Initial tests that may be arranged:
- CT scan. Almost all patients will undergo a CT scan to determine the size and location of the cancer.
- PET scan. A PET scan is a highly specialized nuclear medicine scan which can help determine if the tumour is localised to one spot, or if it has spread. Depending on what your other tests show, a lot of patients with oesophageal cancer will require this scan
- Staging laparoscopy. A staging laparoscopy is a key hole operation to have a look at your stomach from the inside. It is a day surgery operation, and can provide extra information particularly in stomach cancer cases that sometimes won’t show up on other scans.
- Endoscopy. If you have an earlier or smaller cancer, you may be referred for a specialised endoscopy. This may include an endoscopic ultrasound to look at how far through the wall of the oesophagus the tumour has spread, or an endoscopic resection where the endoscope can remove part or all of very small cancers to treat or to get further information.
With this information Dr Hamer will have a discussion with you about the likelihood of being able to cure your cancer, and which treatment will be best for you. Often your best treatment will not be just one treatment, but a combination of things to optimize your treatment.
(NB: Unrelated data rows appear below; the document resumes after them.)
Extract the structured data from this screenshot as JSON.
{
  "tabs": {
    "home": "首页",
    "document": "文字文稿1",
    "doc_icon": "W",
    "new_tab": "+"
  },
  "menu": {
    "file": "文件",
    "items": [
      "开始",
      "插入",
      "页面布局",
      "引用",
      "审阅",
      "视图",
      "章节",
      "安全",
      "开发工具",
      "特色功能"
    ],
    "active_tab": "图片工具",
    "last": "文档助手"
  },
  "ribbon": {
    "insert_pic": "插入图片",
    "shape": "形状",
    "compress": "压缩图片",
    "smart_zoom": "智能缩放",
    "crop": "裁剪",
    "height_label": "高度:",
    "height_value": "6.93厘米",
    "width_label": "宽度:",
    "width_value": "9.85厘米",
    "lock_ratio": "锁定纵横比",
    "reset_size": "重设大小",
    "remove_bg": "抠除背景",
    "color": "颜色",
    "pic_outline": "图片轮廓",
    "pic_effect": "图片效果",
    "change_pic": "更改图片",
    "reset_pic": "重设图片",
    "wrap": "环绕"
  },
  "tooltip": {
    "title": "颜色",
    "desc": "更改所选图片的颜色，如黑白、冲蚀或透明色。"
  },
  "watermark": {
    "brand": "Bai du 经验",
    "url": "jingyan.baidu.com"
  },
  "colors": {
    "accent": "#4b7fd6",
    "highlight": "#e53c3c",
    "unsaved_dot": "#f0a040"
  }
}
Your case will be discussed at a multidisciplinary meeting, a meeting where Dr Hamer will discuss your treatment with other specialists, including chemotherapy doctors (medical oncologists), radiotherapy doctors (radiation oncologists), pathologists (the specialists who analyze biopsies of your cancer or the cancer itself if it is removed) and radiologists (specialists responsible for interpreting the scans you have undergone).
Major surgery is sometimes recommended to remove part of your oesophagus or stomach to cure your cancer. In most cases you will undergo chemotherapy or a combination of chemotherapy and radiotherapy prior to your operation as we know that it will increase your chances of beating the cancer in the long term. The operation you undergo depends on where exactly your cancer is located. This may be either an oesophagectomy where part of your oesophagus and stomach are both removed, a total gastrectomy where your entire stomach is removed or a partial or distal gastrectomy where a portion of your stomach is removed.
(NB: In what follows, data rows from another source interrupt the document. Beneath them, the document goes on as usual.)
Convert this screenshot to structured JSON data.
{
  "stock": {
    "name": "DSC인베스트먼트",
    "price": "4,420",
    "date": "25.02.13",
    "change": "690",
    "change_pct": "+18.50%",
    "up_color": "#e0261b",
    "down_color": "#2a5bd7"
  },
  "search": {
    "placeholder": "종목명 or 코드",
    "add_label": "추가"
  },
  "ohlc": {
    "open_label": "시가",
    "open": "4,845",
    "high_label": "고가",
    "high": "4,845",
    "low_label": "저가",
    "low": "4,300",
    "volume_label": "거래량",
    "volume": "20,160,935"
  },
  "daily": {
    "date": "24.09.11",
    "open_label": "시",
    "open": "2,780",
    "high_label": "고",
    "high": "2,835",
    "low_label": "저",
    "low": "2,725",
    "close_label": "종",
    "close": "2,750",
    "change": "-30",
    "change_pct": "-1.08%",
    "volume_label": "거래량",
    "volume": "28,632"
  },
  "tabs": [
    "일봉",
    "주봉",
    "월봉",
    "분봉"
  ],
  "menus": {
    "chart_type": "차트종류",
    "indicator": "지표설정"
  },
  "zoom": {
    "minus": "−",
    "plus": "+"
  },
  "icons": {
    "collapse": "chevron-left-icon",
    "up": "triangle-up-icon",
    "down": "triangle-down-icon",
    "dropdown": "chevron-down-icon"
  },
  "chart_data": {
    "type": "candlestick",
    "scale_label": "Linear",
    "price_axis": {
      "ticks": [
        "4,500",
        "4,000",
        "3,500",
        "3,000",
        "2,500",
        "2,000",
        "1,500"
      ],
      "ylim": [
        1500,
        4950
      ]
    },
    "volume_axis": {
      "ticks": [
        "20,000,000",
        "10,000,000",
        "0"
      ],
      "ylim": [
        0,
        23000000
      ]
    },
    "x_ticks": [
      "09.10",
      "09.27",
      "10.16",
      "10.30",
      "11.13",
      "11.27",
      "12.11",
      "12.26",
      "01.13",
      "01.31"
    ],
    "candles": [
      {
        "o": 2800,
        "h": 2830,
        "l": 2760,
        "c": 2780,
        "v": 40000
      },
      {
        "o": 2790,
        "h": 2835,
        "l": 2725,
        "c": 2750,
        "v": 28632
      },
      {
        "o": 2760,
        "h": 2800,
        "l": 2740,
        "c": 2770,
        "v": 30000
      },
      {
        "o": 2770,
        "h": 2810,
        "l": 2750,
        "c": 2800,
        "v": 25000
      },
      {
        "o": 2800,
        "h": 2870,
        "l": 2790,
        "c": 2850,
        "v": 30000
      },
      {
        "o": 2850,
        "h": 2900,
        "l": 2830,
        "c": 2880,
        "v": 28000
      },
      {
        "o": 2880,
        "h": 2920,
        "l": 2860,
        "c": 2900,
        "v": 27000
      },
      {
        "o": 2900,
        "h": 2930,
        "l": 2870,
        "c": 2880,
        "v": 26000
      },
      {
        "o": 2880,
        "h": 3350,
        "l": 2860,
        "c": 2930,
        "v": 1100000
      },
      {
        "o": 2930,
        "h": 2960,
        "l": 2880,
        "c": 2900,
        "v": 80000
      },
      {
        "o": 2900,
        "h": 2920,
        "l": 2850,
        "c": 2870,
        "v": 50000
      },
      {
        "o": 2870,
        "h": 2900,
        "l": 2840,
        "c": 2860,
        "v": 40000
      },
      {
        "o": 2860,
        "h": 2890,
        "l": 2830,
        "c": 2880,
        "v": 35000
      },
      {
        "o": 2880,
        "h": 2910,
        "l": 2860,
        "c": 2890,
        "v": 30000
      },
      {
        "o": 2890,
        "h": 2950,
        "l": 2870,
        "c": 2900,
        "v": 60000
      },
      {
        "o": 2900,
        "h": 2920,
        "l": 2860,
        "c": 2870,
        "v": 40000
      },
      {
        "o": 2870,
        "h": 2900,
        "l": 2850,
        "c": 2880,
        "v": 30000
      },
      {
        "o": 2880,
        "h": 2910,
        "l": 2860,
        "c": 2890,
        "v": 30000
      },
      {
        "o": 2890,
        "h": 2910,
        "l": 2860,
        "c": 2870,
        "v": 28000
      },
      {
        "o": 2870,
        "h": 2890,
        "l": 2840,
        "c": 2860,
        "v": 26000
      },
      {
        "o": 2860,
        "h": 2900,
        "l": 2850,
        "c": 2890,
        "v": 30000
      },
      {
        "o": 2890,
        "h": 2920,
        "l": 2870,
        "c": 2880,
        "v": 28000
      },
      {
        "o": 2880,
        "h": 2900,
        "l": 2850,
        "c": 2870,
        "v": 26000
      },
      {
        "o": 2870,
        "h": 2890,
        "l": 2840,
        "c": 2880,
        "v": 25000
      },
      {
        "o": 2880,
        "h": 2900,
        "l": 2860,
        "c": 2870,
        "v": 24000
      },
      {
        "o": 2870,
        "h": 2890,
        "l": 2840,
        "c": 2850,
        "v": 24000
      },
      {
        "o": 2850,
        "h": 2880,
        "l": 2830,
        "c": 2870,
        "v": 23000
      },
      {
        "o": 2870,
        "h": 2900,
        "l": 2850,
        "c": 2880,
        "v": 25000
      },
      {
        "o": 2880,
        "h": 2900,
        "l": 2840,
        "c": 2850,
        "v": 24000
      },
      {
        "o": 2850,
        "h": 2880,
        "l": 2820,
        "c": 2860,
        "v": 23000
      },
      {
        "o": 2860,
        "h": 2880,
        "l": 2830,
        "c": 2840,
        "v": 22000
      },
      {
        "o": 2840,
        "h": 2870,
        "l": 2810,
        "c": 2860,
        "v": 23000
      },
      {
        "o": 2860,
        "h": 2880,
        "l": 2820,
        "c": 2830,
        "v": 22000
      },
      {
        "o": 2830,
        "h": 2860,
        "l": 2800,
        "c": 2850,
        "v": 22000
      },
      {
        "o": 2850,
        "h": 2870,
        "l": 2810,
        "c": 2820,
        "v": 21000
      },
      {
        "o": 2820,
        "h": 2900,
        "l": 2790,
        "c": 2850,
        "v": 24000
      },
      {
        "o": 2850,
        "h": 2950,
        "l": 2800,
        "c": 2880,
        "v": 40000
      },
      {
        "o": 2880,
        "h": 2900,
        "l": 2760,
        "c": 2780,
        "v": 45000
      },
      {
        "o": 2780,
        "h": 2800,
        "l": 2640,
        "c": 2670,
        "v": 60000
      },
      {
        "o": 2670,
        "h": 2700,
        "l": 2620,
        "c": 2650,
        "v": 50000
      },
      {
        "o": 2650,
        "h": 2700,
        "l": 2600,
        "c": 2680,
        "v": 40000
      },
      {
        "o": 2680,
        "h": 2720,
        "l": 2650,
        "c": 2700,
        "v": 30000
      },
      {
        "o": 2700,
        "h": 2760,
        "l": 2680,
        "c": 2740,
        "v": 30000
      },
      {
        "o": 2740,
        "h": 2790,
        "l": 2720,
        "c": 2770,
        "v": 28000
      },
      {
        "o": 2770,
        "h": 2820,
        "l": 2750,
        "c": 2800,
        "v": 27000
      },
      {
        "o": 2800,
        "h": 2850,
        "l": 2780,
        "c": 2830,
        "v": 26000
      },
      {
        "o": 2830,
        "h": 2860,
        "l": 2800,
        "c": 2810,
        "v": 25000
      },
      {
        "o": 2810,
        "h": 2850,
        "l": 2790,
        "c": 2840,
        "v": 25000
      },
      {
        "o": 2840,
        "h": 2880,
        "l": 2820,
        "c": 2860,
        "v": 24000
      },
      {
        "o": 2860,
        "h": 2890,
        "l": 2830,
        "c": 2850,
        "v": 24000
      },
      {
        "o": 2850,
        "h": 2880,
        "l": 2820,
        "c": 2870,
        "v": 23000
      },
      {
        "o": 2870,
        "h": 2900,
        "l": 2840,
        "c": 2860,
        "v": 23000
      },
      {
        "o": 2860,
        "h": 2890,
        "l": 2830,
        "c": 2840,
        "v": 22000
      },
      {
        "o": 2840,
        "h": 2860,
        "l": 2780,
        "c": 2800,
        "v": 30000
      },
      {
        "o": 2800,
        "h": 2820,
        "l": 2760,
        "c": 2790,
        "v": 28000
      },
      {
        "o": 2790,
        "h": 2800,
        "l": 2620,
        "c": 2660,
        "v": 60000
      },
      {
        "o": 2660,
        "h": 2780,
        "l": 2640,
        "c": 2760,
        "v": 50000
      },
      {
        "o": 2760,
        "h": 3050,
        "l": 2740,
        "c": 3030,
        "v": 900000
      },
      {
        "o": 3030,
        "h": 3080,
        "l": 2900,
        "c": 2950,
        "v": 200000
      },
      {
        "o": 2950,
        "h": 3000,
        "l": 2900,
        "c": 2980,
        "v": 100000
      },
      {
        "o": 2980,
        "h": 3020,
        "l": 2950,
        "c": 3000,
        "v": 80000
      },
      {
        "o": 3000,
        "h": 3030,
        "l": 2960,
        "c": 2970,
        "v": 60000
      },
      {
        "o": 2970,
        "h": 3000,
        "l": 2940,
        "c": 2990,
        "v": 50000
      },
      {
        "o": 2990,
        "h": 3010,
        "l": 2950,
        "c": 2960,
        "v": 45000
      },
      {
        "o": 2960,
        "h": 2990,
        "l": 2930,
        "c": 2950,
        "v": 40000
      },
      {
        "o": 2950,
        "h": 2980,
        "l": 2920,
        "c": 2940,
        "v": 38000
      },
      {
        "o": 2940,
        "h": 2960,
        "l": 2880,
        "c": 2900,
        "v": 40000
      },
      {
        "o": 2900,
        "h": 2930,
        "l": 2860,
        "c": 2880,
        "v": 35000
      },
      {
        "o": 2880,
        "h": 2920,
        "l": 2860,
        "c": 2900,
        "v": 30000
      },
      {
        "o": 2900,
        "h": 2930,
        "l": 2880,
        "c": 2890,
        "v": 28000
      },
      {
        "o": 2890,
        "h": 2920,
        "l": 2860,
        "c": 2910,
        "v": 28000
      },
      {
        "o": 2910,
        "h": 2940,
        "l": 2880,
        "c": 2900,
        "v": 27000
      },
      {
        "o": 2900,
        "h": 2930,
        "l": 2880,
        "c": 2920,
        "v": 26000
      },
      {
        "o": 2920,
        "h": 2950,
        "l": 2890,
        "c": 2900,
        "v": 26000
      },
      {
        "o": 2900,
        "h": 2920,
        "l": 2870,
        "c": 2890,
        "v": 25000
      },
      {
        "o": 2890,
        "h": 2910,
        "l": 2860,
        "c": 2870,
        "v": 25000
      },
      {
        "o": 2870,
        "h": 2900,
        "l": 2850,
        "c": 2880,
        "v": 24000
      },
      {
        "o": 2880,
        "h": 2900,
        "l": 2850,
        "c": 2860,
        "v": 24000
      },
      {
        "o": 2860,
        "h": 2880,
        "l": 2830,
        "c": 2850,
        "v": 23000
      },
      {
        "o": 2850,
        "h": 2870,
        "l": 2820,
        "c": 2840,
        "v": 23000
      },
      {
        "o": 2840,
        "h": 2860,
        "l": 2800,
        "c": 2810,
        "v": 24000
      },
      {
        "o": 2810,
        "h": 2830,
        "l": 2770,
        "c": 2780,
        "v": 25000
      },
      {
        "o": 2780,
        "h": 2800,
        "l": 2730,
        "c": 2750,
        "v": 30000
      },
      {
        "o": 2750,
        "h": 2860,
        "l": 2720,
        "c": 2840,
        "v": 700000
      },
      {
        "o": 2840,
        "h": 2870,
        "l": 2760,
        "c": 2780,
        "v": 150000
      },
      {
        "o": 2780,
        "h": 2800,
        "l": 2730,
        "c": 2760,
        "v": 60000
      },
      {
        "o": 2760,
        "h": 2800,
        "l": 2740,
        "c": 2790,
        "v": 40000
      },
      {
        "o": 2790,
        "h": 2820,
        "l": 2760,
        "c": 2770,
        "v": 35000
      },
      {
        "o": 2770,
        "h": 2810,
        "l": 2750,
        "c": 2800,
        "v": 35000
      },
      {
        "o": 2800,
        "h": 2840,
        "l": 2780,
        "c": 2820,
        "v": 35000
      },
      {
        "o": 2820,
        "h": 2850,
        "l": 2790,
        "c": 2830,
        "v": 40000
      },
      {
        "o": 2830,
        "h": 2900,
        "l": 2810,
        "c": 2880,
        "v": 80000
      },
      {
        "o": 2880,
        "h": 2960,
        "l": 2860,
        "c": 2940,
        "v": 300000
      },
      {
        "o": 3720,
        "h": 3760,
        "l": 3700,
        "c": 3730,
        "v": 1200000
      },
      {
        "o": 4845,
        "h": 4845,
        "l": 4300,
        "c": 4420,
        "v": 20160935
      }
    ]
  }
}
Oesophagectomy is the surgery performed to remove the oesophagus for cancer. It is major surgery involving operating in the chest (thoracic cavity) and belly (abdominal cavity) during the same operation. Firstly the lower part of the oesophagus and the upper part of the stomach are removed, and secondly the remaining stomach is brought up/stretched up into the chest and sewn in place of the removed section of oesophagus.
Although Dr Hamer usually performs this surgery key-hole, it is still major surgery with most patients spending 10-14 days in hospital recovering.
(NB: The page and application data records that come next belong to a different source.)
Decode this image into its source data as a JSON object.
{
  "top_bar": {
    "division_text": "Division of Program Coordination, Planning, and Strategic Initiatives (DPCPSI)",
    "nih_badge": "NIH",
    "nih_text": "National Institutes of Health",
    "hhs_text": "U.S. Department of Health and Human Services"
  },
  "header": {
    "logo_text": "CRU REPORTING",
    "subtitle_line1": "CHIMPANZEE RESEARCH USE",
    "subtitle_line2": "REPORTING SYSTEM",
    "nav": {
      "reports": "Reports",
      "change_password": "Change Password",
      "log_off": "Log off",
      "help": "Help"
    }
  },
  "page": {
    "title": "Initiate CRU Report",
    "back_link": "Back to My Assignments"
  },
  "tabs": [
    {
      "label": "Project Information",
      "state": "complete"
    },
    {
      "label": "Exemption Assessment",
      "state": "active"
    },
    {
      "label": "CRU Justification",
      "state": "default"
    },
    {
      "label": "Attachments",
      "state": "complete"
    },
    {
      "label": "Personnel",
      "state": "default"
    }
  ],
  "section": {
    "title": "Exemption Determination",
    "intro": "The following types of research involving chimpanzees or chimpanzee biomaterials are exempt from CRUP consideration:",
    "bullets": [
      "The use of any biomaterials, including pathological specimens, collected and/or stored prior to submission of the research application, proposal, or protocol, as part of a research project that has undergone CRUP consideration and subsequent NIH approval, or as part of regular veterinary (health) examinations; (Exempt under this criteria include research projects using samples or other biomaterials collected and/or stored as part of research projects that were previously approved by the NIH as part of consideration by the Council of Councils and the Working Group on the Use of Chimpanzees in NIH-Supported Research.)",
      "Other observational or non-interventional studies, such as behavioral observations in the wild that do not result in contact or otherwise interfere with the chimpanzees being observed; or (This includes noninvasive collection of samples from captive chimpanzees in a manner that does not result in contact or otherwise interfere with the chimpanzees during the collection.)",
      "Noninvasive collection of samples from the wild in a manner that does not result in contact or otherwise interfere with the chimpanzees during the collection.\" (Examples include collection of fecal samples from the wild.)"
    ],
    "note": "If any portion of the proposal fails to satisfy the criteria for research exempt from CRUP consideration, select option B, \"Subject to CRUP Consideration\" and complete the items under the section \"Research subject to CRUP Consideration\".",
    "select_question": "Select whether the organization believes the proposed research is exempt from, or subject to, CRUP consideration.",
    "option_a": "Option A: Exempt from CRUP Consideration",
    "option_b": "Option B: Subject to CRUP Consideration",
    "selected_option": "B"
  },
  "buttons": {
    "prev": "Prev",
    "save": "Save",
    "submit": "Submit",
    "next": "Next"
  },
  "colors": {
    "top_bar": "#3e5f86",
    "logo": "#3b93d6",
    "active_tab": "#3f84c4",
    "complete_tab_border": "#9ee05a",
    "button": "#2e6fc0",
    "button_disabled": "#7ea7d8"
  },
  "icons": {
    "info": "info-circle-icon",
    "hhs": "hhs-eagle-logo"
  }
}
Gastrectomy is surgery to remove the whole, or part of the stomach, usually to remove a cancer. It is major surgery, depending on your personal circumstances may require key-hole or an open surgery, and usually requires a 5-10 day stay in hospital.
The small bowel is brought up to replace the removed stomach, and people find that after surgery they may need to eat 6 small meals a day rather than 3 larger meals.
Chemotherapy can be recommended either as an adjunct to surgery to increase your chances of survival, or in cases where the cancer has spread where it is used to slow the growth of the tumour.
Radiotherapy may be recommended to shrink the size of the tumour in your oesophagus. This may be done to either increase your ability to swallow, or to shrink the cancer prior to removal.
In some cases where the tumour is threatening to block off the oesophagus, an endoscopy can be performed and an expanding stent placed to reopen your oesophagus to allow you to eat and swallow more normally.
Optimising your health
An important part of any cancer treatment, but particularly if you have stomach or oesophageal cancer, is optimising your health. You may be losing weight and having difficulty swallowing, and it is useful to see a dietician to help with your diet and usually you will need nutritional supplements. It is recommended that if you are not already active, embarking on an exercise program will help you through your cancer treatment.
If you smoke you should cease immediately. This is particularly important if you are working towards an operation. If you smoke even 1-2 cigarettes within 1 month of major surgery it makes it harder for your body to heal from surgery, increasing your risk of suffering major complications.